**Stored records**
┌──
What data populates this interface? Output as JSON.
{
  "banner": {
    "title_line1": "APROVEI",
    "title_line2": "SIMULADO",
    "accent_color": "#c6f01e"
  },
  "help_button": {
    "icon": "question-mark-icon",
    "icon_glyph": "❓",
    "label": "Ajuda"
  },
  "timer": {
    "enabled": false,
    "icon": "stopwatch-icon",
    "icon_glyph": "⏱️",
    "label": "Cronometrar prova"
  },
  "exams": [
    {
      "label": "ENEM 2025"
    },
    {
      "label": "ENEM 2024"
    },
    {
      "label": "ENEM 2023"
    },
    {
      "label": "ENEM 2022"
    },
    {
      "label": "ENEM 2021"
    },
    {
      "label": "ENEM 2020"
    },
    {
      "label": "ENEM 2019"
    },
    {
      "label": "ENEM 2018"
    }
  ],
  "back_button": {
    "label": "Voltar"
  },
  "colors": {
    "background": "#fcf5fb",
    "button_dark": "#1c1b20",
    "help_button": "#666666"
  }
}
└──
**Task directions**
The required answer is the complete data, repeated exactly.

**Completed task**
What data populates this interface? Output as JSON.
{
  "banner": {
    "title_line1": "APROVEI",
    "title_line2": "SIMULADO",
    "accent_color": "#c6f01e"
  },
  "help_button": {
    "icon": "question-mark-icon",
    "icon_glyph": "❓",
    "label": "Ajuda"
  },
  "timer": {
    "enabled": false,
    "icon": "stopwatch-icon",
    "icon_glyph": "⏱️",
    "label": "Cronometrar prova"
  },
  "exams": [
    {
      "label": "ENEM 2025"
    },
    {
      "label": "ENEM 2024"
    },
    {
      "label": "ENEM 2023"
    },
    {
      "label": "ENEM 2022"
    },
    {
      "label": "ENEM 2021"
    },
    {
      "label": "ENEM 2020"
    },
    {
      "label": "ENEM 2019"
    },
    {
      "label": "ENEM 2018"
    }
  ],
  "back_button": {
    "label": "Voltar"
  },
  "colors": {
    "background": "#fcf5fb",
    "button_dark": "#1c1b20",
    "help_button": "#666666"
  }
}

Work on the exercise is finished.